The US National Radio Astronomy Observatory recently announced that the 2010 Karl G. Jansky
Lectureship has been awarded to Prof. Reinhard Genzel, Director of the Max Plank Institute for
Extraterrestrial Physics in Garching.
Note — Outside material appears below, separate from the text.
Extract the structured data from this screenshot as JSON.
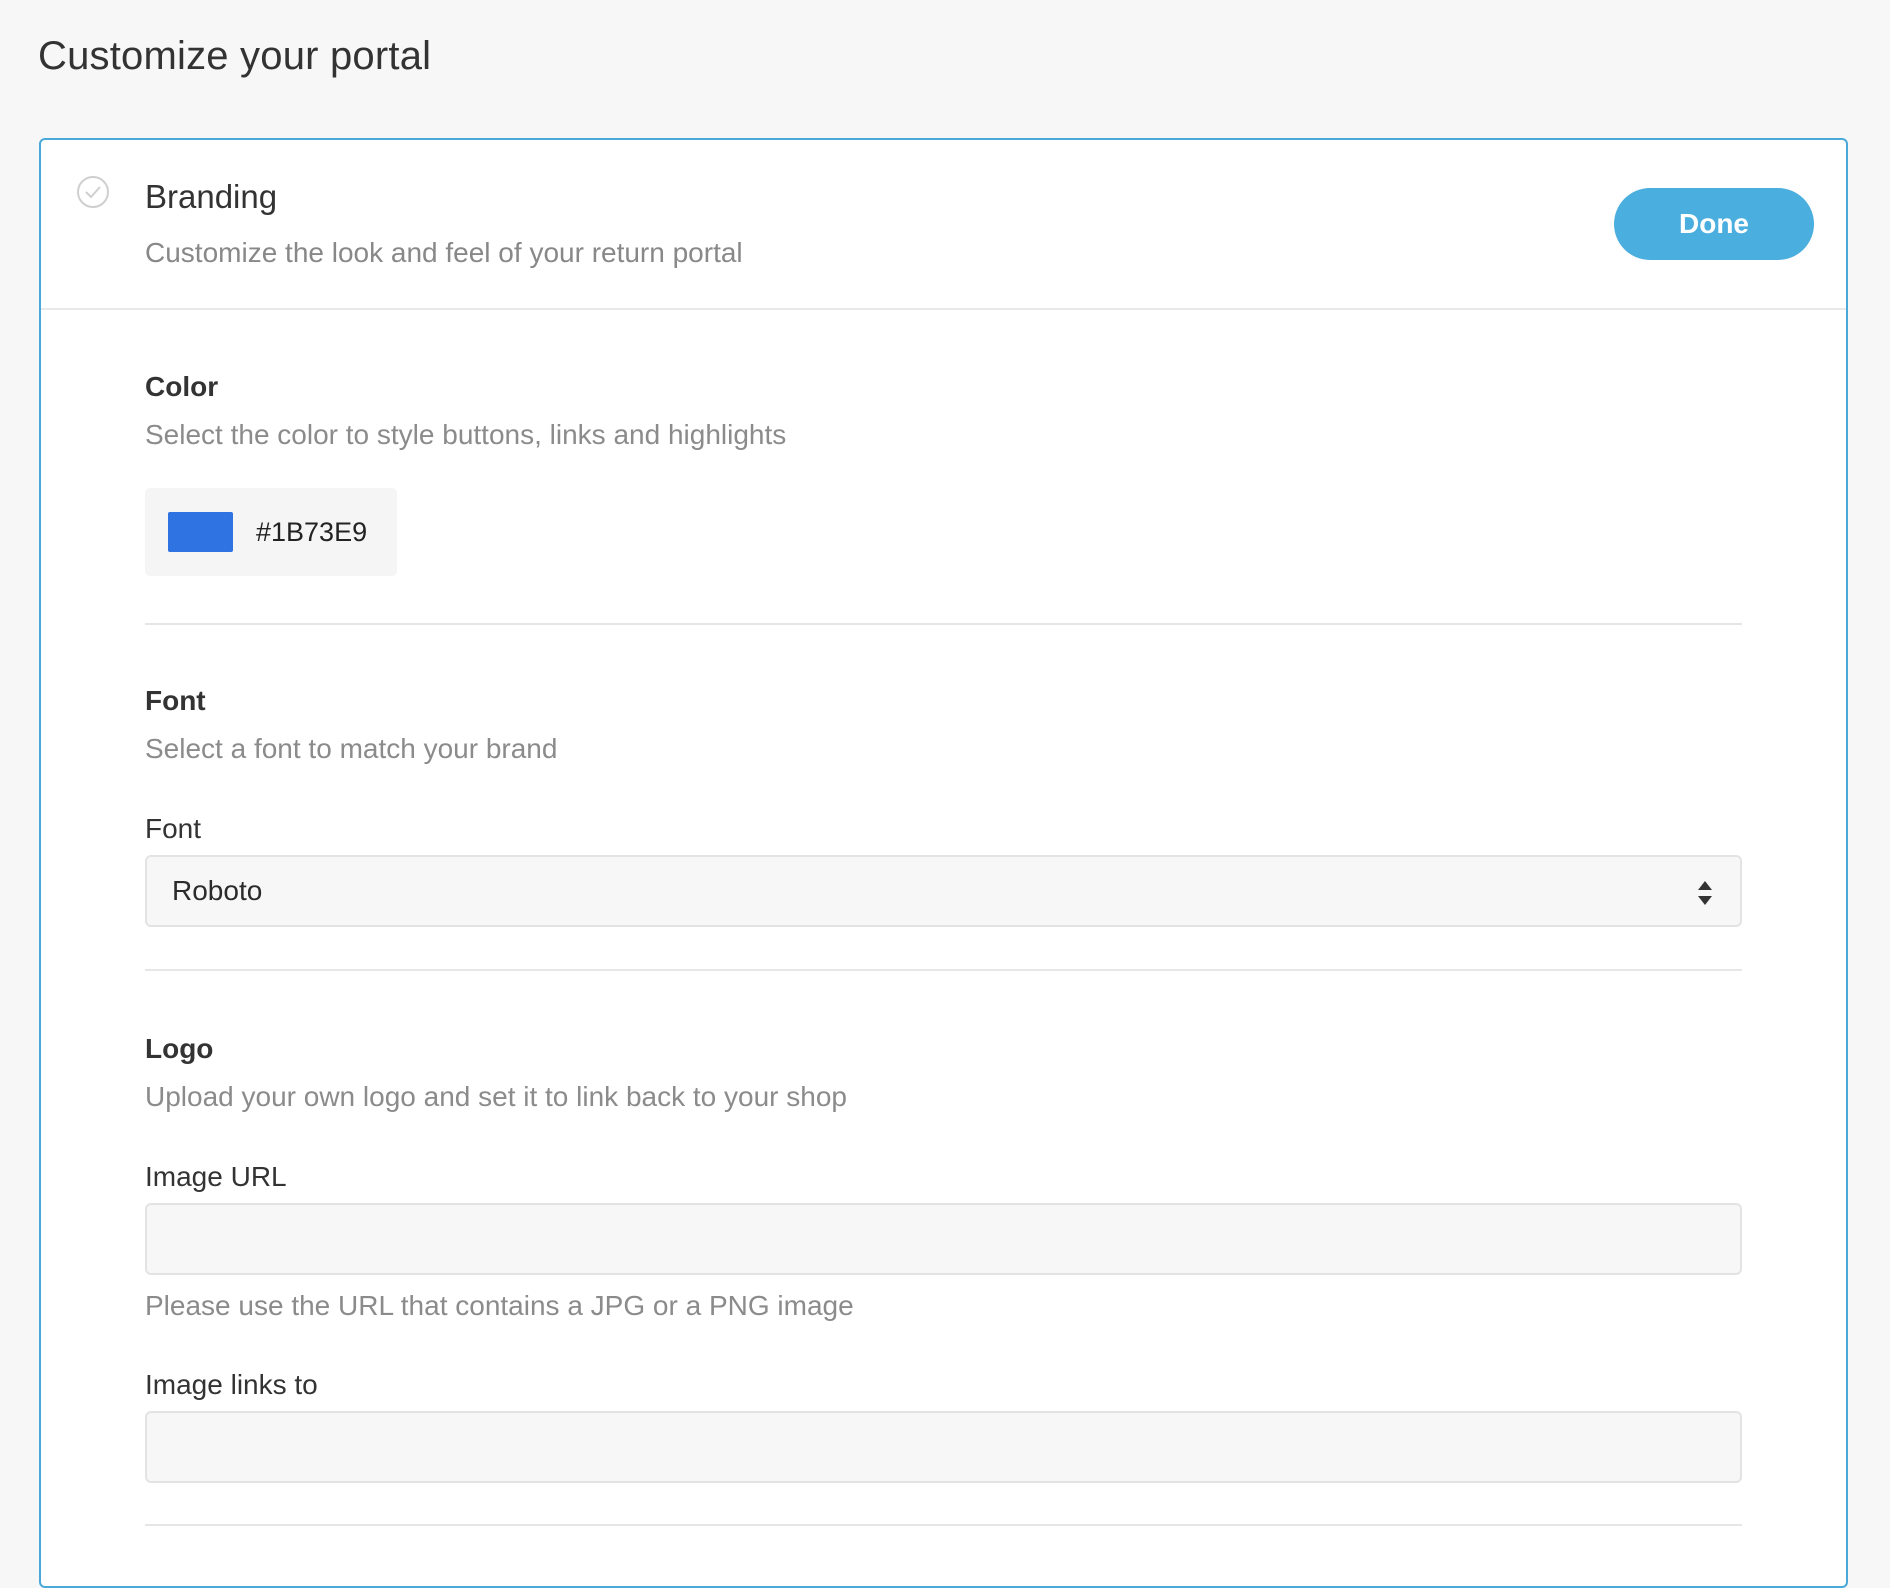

The Jansky Lectureship, named after the man who first
detected radio waves from a cosmic source in 1932, recognizes outstanding contributions to the
advancement of radio astronomy.
Karl Jansky also first discovered radio waves from the central region of our Milky Way galaxy and on
2. November 2010 in Charlottesville Genzel will present the latest results about this region in his
Jansky Lecture about "The Galactic Centre Black Hole and Nuclear Star Cluster". In his talk he will
explain how observations across the electromagnetic spectrum led to the conclusion that SgrA* has to
be a black hole and how - to our current knowledge - this black hole interacts with the surrounding
star cluster, including the riddle of recent star formation near the hole.
While the Black Hole in the centre of own Milky Way is one of the core research topics of Genzel and
his group, more generally he also studies whether accretion onto massive black holes or star formation
powers active galaxies. To this end, together with his collaborators he developed instrumentation at
sub-millimetre and infrared wavelengths to probe the central regions of galaxies. Further instrumentation
developments in adaptive optics and interferometry will push the frontiers of high-resolution imaging
and spectroscopic observations of galaxies using such diverse facilities as Herschel, the VLT, and the
Karl G. Jansky
Genzel's work has been internationally recognized with many honours and awards, including the Gottfried
Wilhelm Leibniz Prize (1990), the Shaw Prize (2008), and the "Galileo 2000" Prize (2009). In 1986, Genzel
became Director at the Max Planck Institute for Extraterrestrial Physics in Garching, also regularly visits
the USA as part-time professor at the University of California, Berkeley. In 2000, he became a foreign
member of the United States National Academy of Sciences.
The National Radio Astronomy Observatory is a facility of the National Science Foundation operated under
cooperative agreement by Associated Universities, Inc. It operates a complementary suite of powerful
telescopes including the Very Large Array (VLA), an array of 27 radio telescopes, and the Very Long Baseline
Array (VLBA), an array of 10 radio telescopes and the highest resolution astronomical telescope. The
NRAO is also building two new major facilities, the Atacama Large Millimeter/submillimeter Array (ALMA),
a partnership with Europe, Japan, and Chile and the Expanded Very Large Array (EVLA), a partnership with
Canada and Mexico, and a major step towards the international Square Kilometre Array (SKA).